Another thing algorithms don’t do well is handle DFS channels. I use DFS channels in many high density designs, but there are always some clients that don’t support them. The best thing to do in that case is to evenly distribute DFS channels throughout the WLAN, and only use them where AP density would otherwise cause non-DFS channel overlap. In those environments I like to alternate non-DFS channels with DFS channels so that clients without DFS support are still within range of a 5 GHz radio they can use. My experience with channel selection algorithms has been that a group of adjacent of AP’s may all be set to a DFS channel, creating a 5 Ghz dead-zone for clients that don’t support DFS channels.

What gives?

This is all too bad because auto channel/power features would be ideal as it dynamically adjusts to changes in the RF environment. A neighbor puts up a new AP on one of your channels and, without intervention, the algorithm moves your AP to clean spectrum elsewhere. In urban environments, this is a highly desirable feature because there is so much RF in your environment that is out of your control.

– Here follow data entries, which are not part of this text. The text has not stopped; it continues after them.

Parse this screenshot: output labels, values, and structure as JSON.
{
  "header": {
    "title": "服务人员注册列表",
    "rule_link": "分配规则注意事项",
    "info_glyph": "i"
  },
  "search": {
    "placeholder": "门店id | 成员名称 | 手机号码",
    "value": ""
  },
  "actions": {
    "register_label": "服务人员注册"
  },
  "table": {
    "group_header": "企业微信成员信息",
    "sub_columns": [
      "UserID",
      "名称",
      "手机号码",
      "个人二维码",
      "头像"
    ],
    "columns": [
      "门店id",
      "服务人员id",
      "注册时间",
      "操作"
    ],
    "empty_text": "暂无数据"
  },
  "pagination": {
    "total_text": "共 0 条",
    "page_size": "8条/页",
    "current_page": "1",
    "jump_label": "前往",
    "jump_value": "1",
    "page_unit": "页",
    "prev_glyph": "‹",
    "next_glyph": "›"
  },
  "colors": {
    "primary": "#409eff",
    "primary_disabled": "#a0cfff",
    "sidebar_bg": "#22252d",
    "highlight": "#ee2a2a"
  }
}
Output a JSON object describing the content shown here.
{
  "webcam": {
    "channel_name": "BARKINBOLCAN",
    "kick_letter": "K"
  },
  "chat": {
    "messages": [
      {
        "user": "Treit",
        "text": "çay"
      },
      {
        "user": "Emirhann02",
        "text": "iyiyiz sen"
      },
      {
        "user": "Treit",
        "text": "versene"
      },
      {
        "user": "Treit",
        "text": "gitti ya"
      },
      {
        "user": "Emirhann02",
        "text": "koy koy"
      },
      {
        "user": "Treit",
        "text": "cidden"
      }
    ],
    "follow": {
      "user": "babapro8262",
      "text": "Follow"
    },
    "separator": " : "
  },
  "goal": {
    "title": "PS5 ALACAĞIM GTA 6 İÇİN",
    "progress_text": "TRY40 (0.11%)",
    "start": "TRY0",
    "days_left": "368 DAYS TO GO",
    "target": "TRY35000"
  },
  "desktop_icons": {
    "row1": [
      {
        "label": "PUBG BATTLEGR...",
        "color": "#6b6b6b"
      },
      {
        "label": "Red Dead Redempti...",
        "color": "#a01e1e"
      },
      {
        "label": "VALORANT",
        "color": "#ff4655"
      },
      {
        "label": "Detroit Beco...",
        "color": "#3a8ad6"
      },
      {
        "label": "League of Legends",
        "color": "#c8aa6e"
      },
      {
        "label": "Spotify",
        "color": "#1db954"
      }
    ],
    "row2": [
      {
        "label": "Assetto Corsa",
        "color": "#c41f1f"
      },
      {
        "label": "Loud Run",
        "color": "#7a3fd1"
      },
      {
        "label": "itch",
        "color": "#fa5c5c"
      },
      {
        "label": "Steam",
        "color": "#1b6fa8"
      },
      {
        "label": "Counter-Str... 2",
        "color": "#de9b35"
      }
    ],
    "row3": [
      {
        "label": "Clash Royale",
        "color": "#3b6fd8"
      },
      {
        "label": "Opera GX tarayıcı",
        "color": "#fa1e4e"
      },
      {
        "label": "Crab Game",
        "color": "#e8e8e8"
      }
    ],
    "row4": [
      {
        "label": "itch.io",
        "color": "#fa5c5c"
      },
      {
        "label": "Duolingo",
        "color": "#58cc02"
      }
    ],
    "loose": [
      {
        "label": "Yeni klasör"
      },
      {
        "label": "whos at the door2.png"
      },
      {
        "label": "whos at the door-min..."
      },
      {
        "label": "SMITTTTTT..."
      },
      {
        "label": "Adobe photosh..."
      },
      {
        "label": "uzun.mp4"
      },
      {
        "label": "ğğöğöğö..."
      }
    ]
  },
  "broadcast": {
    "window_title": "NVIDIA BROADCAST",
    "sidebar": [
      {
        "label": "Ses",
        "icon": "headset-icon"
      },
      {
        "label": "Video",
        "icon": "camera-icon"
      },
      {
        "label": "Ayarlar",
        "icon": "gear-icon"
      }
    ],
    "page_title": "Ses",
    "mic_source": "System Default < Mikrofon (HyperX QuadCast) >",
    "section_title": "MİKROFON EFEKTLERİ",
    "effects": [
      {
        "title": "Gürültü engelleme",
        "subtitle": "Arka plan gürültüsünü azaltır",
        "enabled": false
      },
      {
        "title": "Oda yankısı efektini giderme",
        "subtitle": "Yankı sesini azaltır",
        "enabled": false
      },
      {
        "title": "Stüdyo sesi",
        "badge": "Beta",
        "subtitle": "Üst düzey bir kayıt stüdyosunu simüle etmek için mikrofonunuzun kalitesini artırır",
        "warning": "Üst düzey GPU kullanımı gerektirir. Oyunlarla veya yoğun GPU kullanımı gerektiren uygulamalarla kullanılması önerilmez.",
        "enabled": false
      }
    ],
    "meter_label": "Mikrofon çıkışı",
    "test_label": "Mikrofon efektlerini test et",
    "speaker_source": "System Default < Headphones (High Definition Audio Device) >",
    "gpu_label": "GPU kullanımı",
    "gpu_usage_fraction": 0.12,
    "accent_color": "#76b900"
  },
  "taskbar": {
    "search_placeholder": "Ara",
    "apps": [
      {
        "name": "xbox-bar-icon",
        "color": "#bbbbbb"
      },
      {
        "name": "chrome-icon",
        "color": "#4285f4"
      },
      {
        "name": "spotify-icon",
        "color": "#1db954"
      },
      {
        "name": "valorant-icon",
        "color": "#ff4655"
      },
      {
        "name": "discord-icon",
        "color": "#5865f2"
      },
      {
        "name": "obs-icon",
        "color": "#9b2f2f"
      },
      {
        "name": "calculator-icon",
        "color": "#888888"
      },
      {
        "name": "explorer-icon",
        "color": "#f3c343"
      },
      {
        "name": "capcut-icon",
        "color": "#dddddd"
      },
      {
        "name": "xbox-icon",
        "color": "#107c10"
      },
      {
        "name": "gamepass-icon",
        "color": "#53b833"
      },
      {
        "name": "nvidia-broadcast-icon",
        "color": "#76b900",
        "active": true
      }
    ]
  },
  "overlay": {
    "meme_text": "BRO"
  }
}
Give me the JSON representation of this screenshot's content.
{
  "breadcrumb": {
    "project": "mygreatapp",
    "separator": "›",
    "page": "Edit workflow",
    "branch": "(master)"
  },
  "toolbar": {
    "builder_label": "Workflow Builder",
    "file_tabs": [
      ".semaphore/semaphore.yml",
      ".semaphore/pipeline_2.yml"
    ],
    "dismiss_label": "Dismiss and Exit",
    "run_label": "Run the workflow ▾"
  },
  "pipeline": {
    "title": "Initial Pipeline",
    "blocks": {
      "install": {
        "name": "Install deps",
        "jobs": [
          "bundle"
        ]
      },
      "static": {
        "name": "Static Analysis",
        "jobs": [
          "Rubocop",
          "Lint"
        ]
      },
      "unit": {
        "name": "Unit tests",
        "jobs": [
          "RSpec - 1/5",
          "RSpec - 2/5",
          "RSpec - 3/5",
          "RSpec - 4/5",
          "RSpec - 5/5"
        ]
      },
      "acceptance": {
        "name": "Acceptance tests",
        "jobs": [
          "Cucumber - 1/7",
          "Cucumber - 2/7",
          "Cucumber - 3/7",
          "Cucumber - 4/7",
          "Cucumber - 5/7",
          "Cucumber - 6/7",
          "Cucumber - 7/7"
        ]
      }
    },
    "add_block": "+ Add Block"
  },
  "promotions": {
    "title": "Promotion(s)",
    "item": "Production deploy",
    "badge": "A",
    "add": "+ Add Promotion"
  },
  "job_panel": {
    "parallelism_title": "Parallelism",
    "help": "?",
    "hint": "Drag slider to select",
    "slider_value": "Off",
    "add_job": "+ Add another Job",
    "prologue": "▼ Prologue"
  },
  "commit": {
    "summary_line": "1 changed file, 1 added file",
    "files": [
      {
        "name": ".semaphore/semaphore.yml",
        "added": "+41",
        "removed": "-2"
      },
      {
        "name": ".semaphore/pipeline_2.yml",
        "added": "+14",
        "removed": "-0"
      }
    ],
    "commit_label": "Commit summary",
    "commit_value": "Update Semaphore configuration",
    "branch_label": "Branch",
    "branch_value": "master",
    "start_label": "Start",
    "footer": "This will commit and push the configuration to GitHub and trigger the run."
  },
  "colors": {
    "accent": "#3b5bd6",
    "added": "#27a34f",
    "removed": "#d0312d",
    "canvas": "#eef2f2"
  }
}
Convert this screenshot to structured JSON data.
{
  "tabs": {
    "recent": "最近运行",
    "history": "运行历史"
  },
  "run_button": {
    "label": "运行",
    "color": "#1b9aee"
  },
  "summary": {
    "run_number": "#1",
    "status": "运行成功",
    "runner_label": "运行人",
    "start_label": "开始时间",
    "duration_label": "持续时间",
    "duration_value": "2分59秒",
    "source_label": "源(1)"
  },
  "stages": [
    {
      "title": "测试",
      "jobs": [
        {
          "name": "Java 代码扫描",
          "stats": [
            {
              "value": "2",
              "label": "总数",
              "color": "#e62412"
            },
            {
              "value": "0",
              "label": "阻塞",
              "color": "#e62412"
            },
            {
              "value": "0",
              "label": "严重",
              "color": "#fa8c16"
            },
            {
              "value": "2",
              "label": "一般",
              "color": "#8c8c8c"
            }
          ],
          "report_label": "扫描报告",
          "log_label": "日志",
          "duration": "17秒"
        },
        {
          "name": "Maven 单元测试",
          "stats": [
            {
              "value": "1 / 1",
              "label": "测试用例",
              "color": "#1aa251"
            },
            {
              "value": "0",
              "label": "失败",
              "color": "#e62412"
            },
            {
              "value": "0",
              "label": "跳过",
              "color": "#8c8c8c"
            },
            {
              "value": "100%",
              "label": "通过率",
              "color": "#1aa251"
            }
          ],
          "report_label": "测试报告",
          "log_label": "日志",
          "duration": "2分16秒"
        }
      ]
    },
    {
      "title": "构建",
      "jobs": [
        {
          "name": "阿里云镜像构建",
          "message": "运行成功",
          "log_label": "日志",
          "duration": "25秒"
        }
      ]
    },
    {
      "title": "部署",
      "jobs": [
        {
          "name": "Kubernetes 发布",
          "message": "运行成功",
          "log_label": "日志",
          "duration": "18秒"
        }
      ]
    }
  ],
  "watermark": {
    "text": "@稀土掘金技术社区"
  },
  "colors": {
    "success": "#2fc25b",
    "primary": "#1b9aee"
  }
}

Every WLAN vendor offers automatic channel/power selection. They all ticked that box a long time ago. But who’s got an algorithm that actually works?